Fortunately, living in Hyde Park has put me closer to downtown Chicago, with it’s many options for public transit, and I have worked out my schedule to be able to take the train to and from work most days. It’s kind of a convoluted sequence I go through to get my day going–take the South Shore Metra downtown, hike it across the Loop to Union Station, take the train northwest to Libertyville, and then walk to school. It also takes a lot longer to get to and from where I’m going on the train than it does when I’m driving outside of the rush hour time window–driving takes about an hour, while the train is pushing the two hour mark after transferring and the like.

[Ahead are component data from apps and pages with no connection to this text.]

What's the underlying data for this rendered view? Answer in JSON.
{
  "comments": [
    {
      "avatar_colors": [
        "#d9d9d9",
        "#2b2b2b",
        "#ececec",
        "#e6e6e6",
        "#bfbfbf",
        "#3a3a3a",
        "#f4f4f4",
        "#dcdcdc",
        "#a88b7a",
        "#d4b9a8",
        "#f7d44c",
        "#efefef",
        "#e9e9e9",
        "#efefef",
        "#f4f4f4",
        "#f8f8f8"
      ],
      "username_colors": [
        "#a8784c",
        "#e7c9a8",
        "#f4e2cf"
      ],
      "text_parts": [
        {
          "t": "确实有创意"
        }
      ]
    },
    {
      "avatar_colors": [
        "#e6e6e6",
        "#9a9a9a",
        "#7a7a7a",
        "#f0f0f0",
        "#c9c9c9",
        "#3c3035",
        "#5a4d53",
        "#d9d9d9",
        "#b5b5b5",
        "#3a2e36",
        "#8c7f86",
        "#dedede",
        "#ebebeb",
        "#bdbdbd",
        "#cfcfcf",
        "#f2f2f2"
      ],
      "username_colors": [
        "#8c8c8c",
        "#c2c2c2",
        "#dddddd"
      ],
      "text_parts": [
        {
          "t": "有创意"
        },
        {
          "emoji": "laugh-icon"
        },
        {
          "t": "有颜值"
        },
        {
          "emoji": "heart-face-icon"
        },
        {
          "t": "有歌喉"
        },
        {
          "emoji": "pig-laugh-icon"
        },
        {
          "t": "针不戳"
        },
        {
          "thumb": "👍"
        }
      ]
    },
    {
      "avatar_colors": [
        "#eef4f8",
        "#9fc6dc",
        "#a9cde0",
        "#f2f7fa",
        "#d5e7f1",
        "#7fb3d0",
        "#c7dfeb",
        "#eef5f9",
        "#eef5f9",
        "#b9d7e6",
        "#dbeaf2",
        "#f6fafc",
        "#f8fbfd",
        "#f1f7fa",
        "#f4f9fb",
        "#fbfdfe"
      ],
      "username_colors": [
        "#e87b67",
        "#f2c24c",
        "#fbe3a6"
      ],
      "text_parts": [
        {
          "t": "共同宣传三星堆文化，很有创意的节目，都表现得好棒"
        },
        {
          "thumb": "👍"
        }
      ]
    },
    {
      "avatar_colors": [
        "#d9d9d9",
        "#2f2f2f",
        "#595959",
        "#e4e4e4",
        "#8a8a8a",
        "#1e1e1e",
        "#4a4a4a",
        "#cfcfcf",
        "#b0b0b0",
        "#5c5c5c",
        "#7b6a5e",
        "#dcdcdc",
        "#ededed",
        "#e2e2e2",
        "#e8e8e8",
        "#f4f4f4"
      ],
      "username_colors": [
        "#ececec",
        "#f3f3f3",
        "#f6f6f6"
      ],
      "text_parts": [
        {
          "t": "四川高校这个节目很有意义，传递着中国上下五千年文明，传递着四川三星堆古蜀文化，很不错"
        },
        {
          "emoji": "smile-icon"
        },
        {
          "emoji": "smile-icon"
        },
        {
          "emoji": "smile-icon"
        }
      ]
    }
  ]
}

Despite the lengthy journey via train, I’d pick that form of transportation in a heartbeat over driving. After spending several years driving nearly 50,000 annual miles, getting a chance to finally kick back, study scores, work on my iPad, listen to music, and read while someone else drives me feels like a better use of my time.

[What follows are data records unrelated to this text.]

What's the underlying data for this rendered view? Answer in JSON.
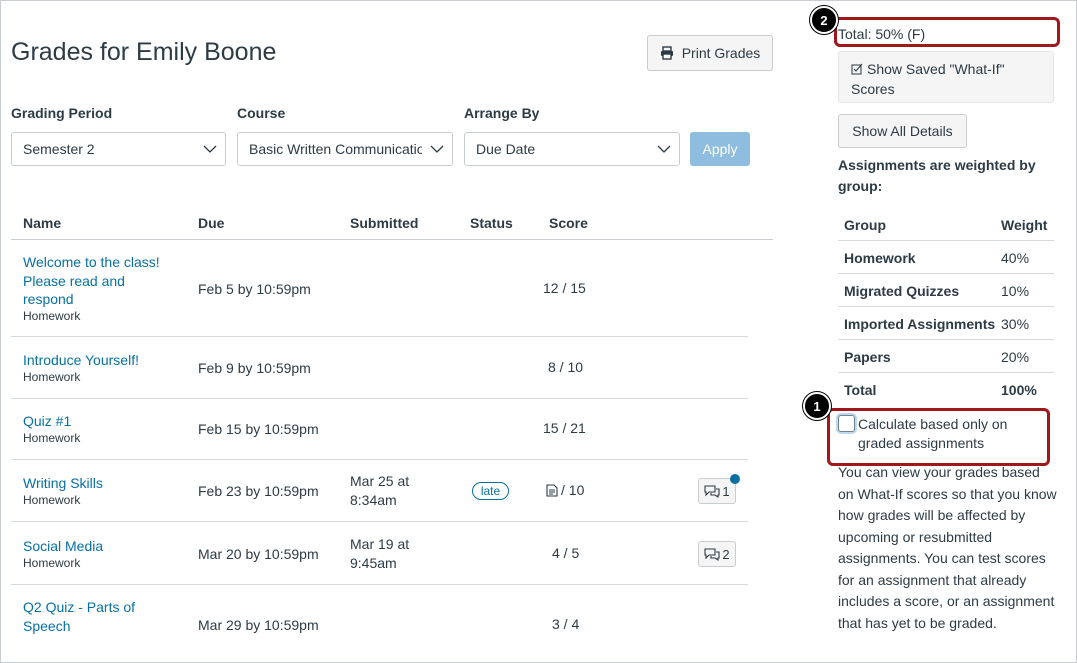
{
  "page": {
    "title": "Grades for Emily Boone",
    "print_label": "Print Grades"
  },
  "filters": {
    "grading_period": {
      "label": "Grading Period",
      "value": "Semester 2"
    },
    "course": {
      "label": "Course",
      "value": "Basic Written Communication"
    },
    "arrange_by": {
      "label": "Arrange By",
      "value": "Due Date"
    },
    "apply_label": "Apply"
  },
  "table": {
    "headers": {
      "name": "Name",
      "due": "Due",
      "submitted": "Submitted",
      "status": "Status",
      "score": "Score"
    },
    "rows": [
      {
        "name_lines": [
          "Welcome to the class!",
          "Please read and",
          "respond"
        ],
        "group": "Homework",
        "due": "Feb 5 by 10:59pm",
        "submitted": [],
        "status": "",
        "score": "12 / 15",
        "comments": ""
      },
      {
        "name_lines": [
          "Introduce Yourself!"
        ],
        "group": "Homework",
        "due": "Feb 9 by 10:59pm",
        "submitted": [],
        "status": "",
        "score": "8 / 10",
        "comments": ""
      },
      {
        "name_lines": [
          "Quiz #1"
        ],
        "group": "Homework",
        "due": "Feb 15 by 10:59pm",
        "submitted": [],
        "status": "",
        "score": "15 / 21",
        "comments": ""
      },
      {
        "name_lines": [
          "Writing Skills"
        ],
        "group": "Homework",
        "due": "Feb 23 by 10:59pm",
        "submitted": [
          "Mar 25 at",
          "8:34am"
        ],
        "status": "late",
        "score": "/ 10",
        "comments": "1"
      },
      {
        "name_lines": [
          "Social Media"
        ],
        "group": "Homework",
        "due": "Mar 20 by 10:59pm",
        "submitted": [
          "Mar 19 at",
          "9:45am"
        ],
        "status": "",
        "score": "4 / 5",
        "comments": "2"
      },
      {
        "name_lines": [
          "Q2 Quiz - Parts of",
          "Speech"
        ],
        "group": "",
        "due": "Mar 29 by 10:59pm",
        "submitted": [],
        "status": "",
        "score": "3 / 4",
        "comments": ""
      }
    ]
  },
  "sidebar": {
    "total": "Total: 50% (F)",
    "whatif_label": "Show Saved \"What-If\" Scores",
    "details_label": "Show All Details",
    "weighted_heading": "Assignments are weighted by group:",
    "weights": {
      "headers": {
        "group": "Group",
        "weight": "Weight"
      },
      "rows": [
        {
          "group": "Homework",
          "weight": "40%"
        },
        {
          "group": "Migrated Quizzes",
          "weight": "10%"
        },
        {
          "group": "Imported Assignments",
          "weight": "30%"
        },
        {
          "group": "Papers",
          "weight": "20%"
        },
        {
          "group": "Total",
          "weight": "100%"
        }
      ]
    },
    "calc_label": "Calculate based only on graded assignments",
    "info": "You can view your grades based on What-If scores so that you know how grades will be affected by upcoming or resubmitted assignments. You can test scores for an assignment that already includes a score, or an assignment that has yet to be graded."
  },
  "callouts": {
    "one": "1",
    "two": "2"
  },
  "colors": {
    "link": "#0770a3",
    "callout": "#a0171c",
    "apply": "#8ebde0"
  }
}
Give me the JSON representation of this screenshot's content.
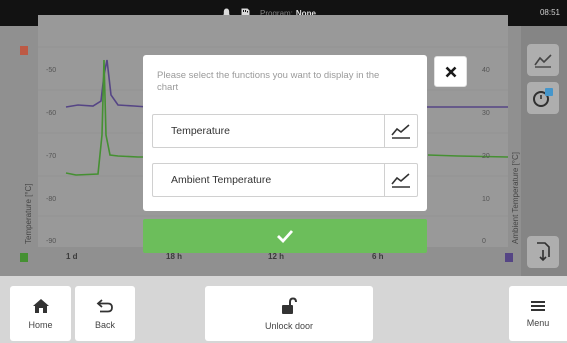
{
  "status": {
    "program_label": "Program:",
    "program_value": "None",
    "time": "08:51"
  },
  "chart": {
    "left_axis_title": "Temperature [°C]",
    "right_axis_title": "Ambient Temperature [°C]",
    "left_ticks": [
      "-50",
      "-60",
      "-70",
      "-80",
      "-90"
    ],
    "right_ticks": [
      "40",
      "30",
      "20",
      "10",
      "0"
    ],
    "x_ticks": [
      "1 d",
      "18 h",
      "12 h",
      "6 h"
    ],
    "colors": {
      "series_green": "#4a9a36",
      "series_purple": "#5b4a8e",
      "left_marker": "#d9604a",
      "right_marker": "#6a5a9a"
    }
  },
  "modal": {
    "prompt": "Please select the functions you want to display in the chart",
    "functions": [
      {
        "label": "Temperature",
        "icon": "chart-line-icon"
      },
      {
        "label": "Ambient Temperature",
        "icon": "chart-line-icon"
      }
    ],
    "close_icon": "close-icon",
    "confirm_icon": "check-icon",
    "accent": "#6cbe5b"
  },
  "bottom": {
    "home_label": "Home",
    "back_label": "Back",
    "unlock_label": "Unlock door",
    "menu_label": "Menu"
  }
}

I’m having to haul my bass much less these days than I used to, which is sad in a way because it indicates how much less playing I’m doing than I used to do a few years back. Still, my days are spent making music, teaching music, and being creative in the field of music, so I really can’t complain. In fact, I’m substantially happier doing what I’m doing right now than I was as a full-time freelancer.
Of course, it’s not all sunshine and rainbows on the train, and I’m getting uncomfortably familiar with trudging through rain, mud, wind, and (soon) snow, as well as twiddling my thumbs and feeling the minutes I have left on Earth melt away as I wait for train after train. Of course, the same thing would be happening to me in the car!

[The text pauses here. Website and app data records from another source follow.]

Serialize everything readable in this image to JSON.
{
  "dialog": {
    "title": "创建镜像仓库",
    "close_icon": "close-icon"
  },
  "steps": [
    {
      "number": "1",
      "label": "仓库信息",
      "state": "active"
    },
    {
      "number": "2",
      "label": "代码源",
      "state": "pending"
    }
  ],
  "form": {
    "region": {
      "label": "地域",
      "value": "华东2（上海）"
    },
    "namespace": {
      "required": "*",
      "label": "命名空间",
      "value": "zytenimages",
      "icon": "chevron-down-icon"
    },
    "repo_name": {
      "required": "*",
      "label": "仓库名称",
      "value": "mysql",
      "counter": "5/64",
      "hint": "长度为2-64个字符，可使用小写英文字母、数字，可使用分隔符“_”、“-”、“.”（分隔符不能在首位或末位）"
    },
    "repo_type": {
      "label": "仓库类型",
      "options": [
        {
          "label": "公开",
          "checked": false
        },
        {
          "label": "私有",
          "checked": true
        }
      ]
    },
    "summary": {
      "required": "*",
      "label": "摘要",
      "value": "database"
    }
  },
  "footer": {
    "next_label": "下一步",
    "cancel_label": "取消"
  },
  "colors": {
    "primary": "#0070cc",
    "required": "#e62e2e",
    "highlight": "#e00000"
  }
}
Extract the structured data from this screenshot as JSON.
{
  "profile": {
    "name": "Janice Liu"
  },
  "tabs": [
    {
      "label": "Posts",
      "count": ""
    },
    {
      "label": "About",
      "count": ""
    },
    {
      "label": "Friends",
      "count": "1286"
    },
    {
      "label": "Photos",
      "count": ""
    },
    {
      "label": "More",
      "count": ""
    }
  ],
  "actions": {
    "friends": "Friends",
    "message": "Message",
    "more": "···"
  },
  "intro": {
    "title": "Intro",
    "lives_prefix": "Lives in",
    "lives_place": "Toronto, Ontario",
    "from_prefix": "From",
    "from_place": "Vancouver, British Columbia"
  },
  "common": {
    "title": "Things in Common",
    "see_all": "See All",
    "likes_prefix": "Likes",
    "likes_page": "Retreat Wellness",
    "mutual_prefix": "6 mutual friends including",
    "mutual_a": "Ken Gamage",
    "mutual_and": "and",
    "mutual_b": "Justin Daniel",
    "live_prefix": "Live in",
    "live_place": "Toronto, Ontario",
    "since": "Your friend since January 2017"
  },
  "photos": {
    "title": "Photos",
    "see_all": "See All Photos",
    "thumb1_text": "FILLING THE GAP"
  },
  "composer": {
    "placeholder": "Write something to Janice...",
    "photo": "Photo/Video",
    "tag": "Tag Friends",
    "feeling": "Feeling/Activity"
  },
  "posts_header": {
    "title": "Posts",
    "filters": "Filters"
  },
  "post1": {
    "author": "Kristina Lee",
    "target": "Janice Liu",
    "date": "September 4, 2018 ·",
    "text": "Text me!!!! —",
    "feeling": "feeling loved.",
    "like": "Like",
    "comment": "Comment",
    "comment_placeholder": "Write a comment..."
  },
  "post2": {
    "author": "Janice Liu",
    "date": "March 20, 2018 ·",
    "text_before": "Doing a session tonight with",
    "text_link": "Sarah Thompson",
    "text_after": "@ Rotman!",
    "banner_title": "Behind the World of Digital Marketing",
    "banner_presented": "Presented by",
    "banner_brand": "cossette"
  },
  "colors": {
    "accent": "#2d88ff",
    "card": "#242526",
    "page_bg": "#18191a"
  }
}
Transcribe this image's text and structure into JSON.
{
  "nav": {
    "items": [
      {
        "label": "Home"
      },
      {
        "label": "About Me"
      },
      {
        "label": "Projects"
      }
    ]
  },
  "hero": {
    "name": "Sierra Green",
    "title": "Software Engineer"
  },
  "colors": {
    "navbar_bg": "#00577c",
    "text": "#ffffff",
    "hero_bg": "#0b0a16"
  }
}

I used to take the Chicago El all the time (and still do when going to DePaul to teach or to go hang out in the city), but the Metra commuter experience is much calmer and more conducive to work, and I am discovering how truly different “train time” is from regular commuting. In fact, I don’t exactly count this train time as commuting time, but rather as scheduled “office” time in which I return emails, study scores, plan classes, and the like. I’m trying to (with rare exceptions) be working 100% of the time while on the train, and I’m finding that, as a result, I don’t have to do much of anything besides relax when I’m home. I actually feel like I have less time in my life when I’m driving, realizing how much stuff I do actually get done while on the train.
Not to be a total Apple fanboy (oh, who am I kidding?), but the iPad is a device that seems built specifically for a person with my setup. I use is as my laptop (I haven’t carried my laptop with me once since getting the iPad), my book reader, movie player, newspaper, portable compendium of scores, articles, and bass parts (thank you, GoodReader!), and my all-purpose musical device for teaching. I use it to teach classes, private lessons, planning clinics, and pretty much everything else. It never runs out of batteries and is small and unobtrusive.
I wish that I could be a rail commuter one hundred percent of the time, but playing bass and having the oddball hours and commutes that I have makes this a dim possibility. Still, I can’t help but feel like I’m doing some small part keeping my car mostly off the road, and it just feels… better, I suppose, to take the train rather than drive.